All three bottles were from a shipment of 3,855 bottles on the way from Vitasoy's mainland factory to Hong Kong. The Food and Environmental Hygiene Department confiscated and destroyed more than 1,000 unsold bottles in March, but took no action on an estimated 2,000 from the same batch that consumers had already purchased. The Centre for Food Safety received no complaints about the milk.
Miranda Lee Siu-yuen stressed that coliform posed no health threat to people but that its presence did indicate the level of hygiene.
'There are bacteria that are harmful, and bacteria that are not. This merely indicates the production process is not satisfactory,' she said.
Vitasoy 'has conducted a thorough investigation into this incident and has determined that this is an isolated incident', a company spokeswoman said. It has not received any complaints regarding the product.
The centre also said that a large green pepper from ParknShop was found to contain 2 parts per million of methamidophos, a pesticide, but claimed it posed a low risk to health.
ParknShop removed all peppers from the same mainland supplier as a precautionary measure two months ago when the centre informed them of the result, the company said. It would not name the supplier or say whether products besides the peppers were affected.
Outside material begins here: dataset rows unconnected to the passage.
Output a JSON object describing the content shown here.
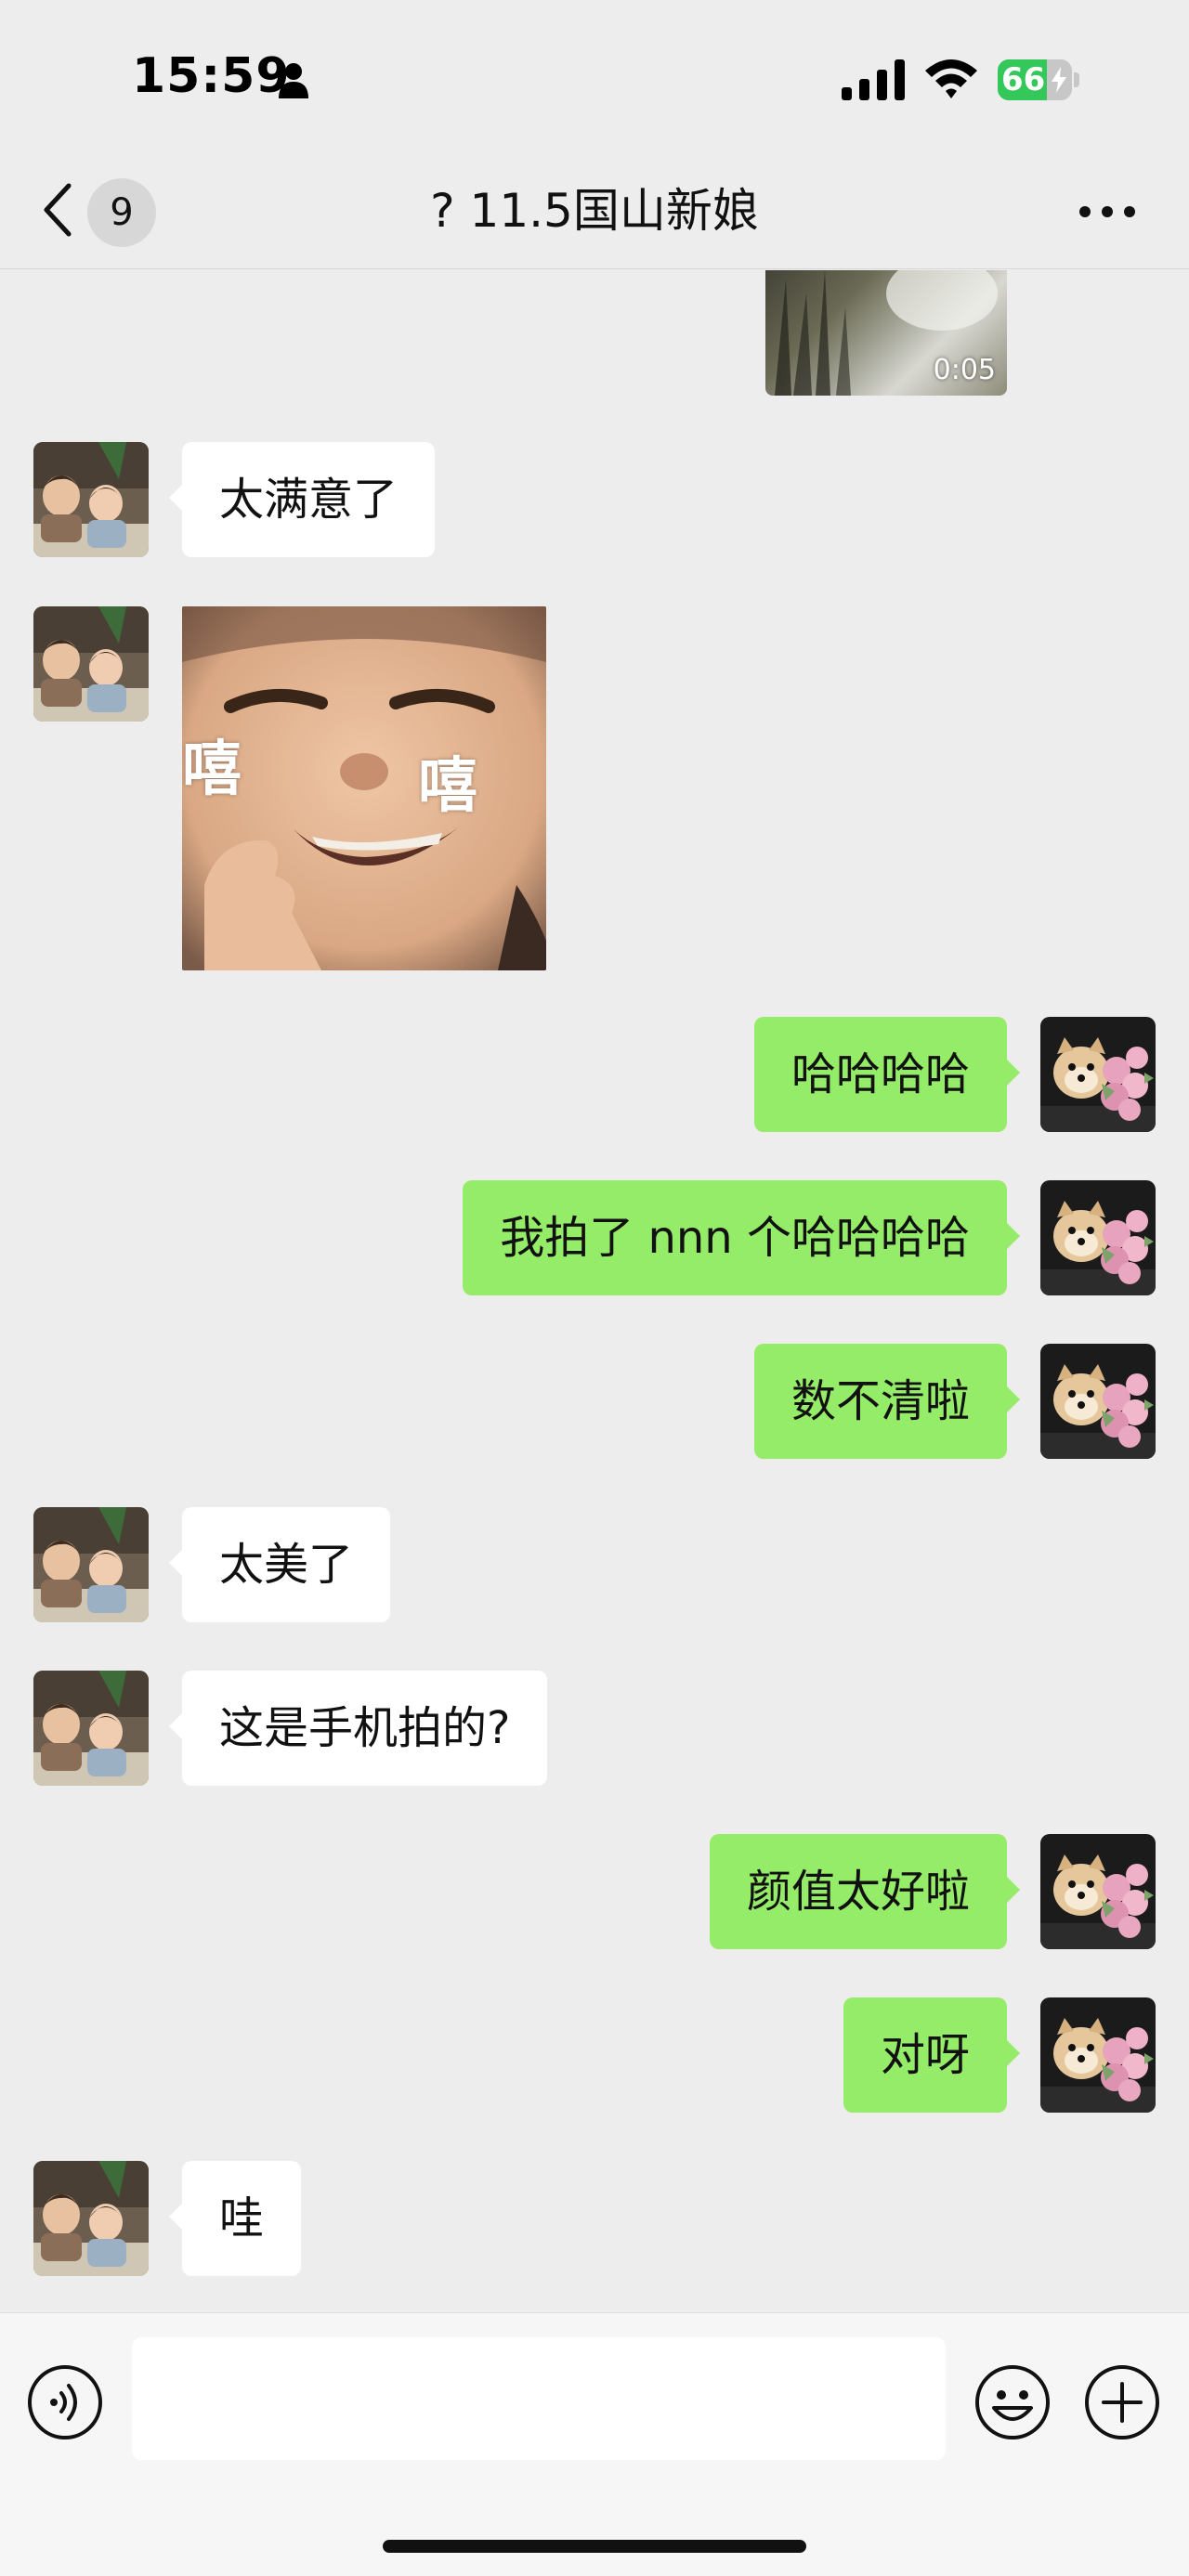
{
  "status_bar": {
    "time": "15:59",
    "battery_level": "66",
    "battery_fraction": 0.66,
    "icons": [
      "person-icon",
      "signal-icon",
      "wifi-icon",
      "battery-icon"
    ]
  },
  "nav": {
    "back_icon": "chevron-left-icon",
    "unread_count": "9",
    "title": "? 11.5国山新娘",
    "more_icon": "more-dots-icon"
  },
  "colors": {
    "background": "#ededed",
    "incoming_bubble": "#ffffff",
    "outgoing_bubble": "#95ec69",
    "battery_green": "#34c759"
  },
  "messages": [
    {
      "type": "video",
      "direction": "outgoing",
      "duration": "0:05"
    },
    {
      "type": "text",
      "direction": "incoming",
      "text": "太满意了"
    },
    {
      "type": "sticker",
      "direction": "incoming",
      "caption_left": "嘻",
      "caption_right": "嘻"
    },
    {
      "type": "text",
      "direction": "outgoing",
      "text": "哈哈哈哈"
    },
    {
      "type": "text",
      "direction": "outgoing",
      "text": "我拍了 nnn 个哈哈哈哈"
    },
    {
      "type": "text",
      "direction": "outgoing",
      "text": "数不清啦"
    },
    {
      "type": "text",
      "direction": "incoming",
      "text": "太美了"
    },
    {
      "type": "text",
      "direction": "incoming",
      "text": "这是手机拍的?"
    },
    {
      "type": "text",
      "direction": "outgoing",
      "text": "颜值太好啦"
    },
    {
      "type": "text",
      "direction": "outgoing",
      "text": "对呀"
    },
    {
      "type": "text",
      "direction": "incoming",
      "text": "哇"
    }
  ],
  "input_bar": {
    "placeholder": "",
    "value": "",
    "icons": [
      "voice-icon",
      "emoji-icon",
      "plus-icon"
    ]
  }
}
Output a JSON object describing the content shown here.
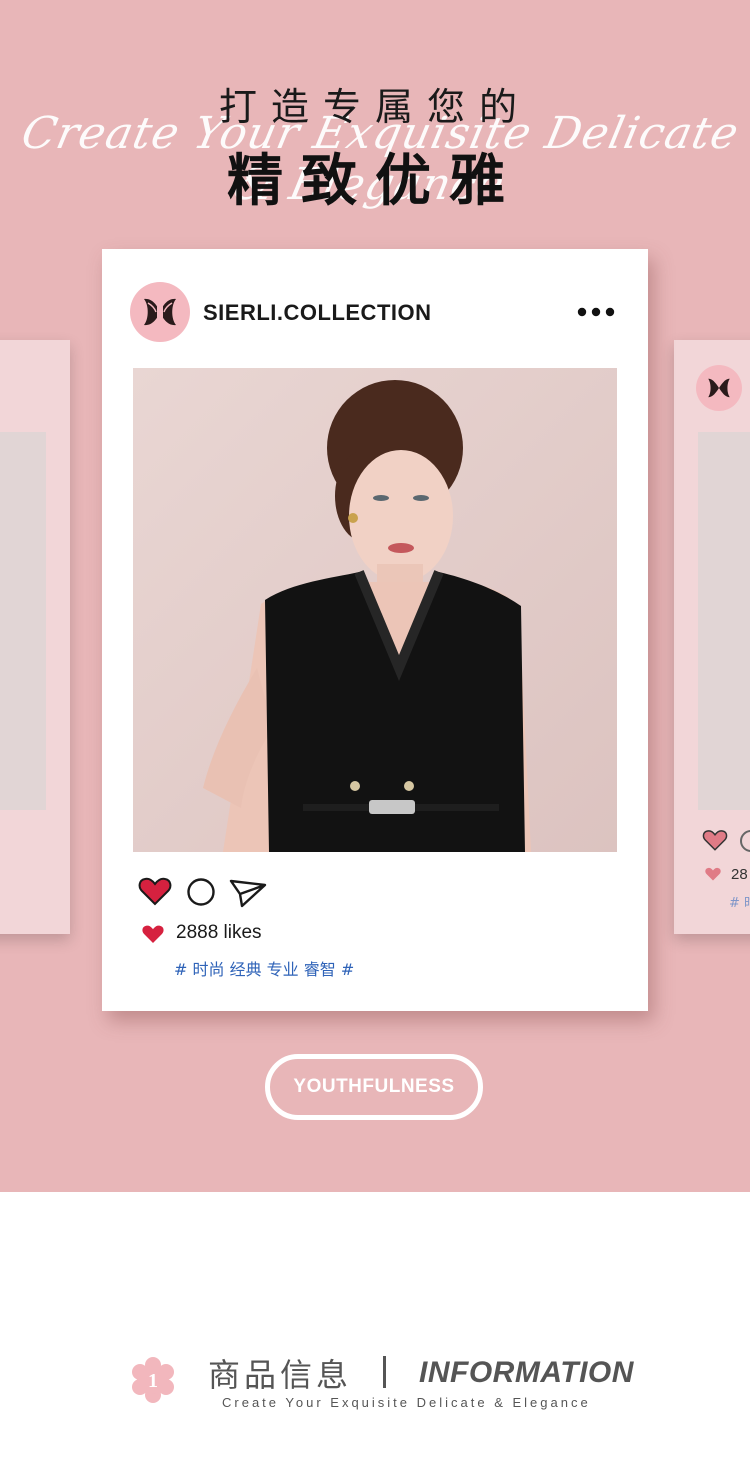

The centre report said a fried fritter from a Chinese restaurant in a Tseung Kwan O shopping mall was found to contain 1,000ppm of boric acid, a preservative, but Dr Lee said the amount that was found would not pose a significant health risk to people.
For the report, the centre tested 8,400 products, including meat, fish, poultry, milk, dairy products and grains, with 29 substandard samples, for a satisfactory rate of 99.7 per cent. The results were similar to those in past reports, Dr Lee said.
They conducted microbiological, chemical, and radioactivity tests. Products that were unsatisfactory included fish, oysters and meat.
Grains scored worst, with six samples, including Indomie brand instant noodles and fried noodles from different restaurants, not passing the test.
The Centre for Food Safety has confiscated all products that tested substandard and requested vendors and restaurants to discontinue them.
They also produced a one-time survey on Chinese breakfast foods, testing 366 samples of popular items like congee, dumplings and rice rolls.
Only one sample, the fritter, was unsatisfactory.